(EXERCISE) Nothing in the data should be altered when it is repeated in full.

(DATA)
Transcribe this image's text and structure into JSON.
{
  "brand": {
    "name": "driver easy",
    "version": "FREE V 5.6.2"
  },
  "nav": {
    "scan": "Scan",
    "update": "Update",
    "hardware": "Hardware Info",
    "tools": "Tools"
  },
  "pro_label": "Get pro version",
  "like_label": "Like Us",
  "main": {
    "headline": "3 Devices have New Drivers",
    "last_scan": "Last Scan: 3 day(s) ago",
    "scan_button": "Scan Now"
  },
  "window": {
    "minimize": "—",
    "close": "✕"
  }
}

(EXERCISE OUTPUT)
Transcribe this image's text and structure into JSON.
{
  "brand": {
    "name": "driver easy",
    "version": "FREE V 5.6.2"
  },
  "nav": {
    "scan": "Scan",
    "update": "Update",
    "hardware": "Hardware Info",
    "tools": "Tools"
  },
  "pro_label": "Get pro version",
  "like_label": "Like Us",
  "main": {
    "headline": "3 Devices have New Drivers",
    "last_scan": "Last Scan: 3 day(s) ago",
    "scan_button": "Scan Now"
  },
  "window": {
    "minimize": "—",
    "close": "✕"
  }
}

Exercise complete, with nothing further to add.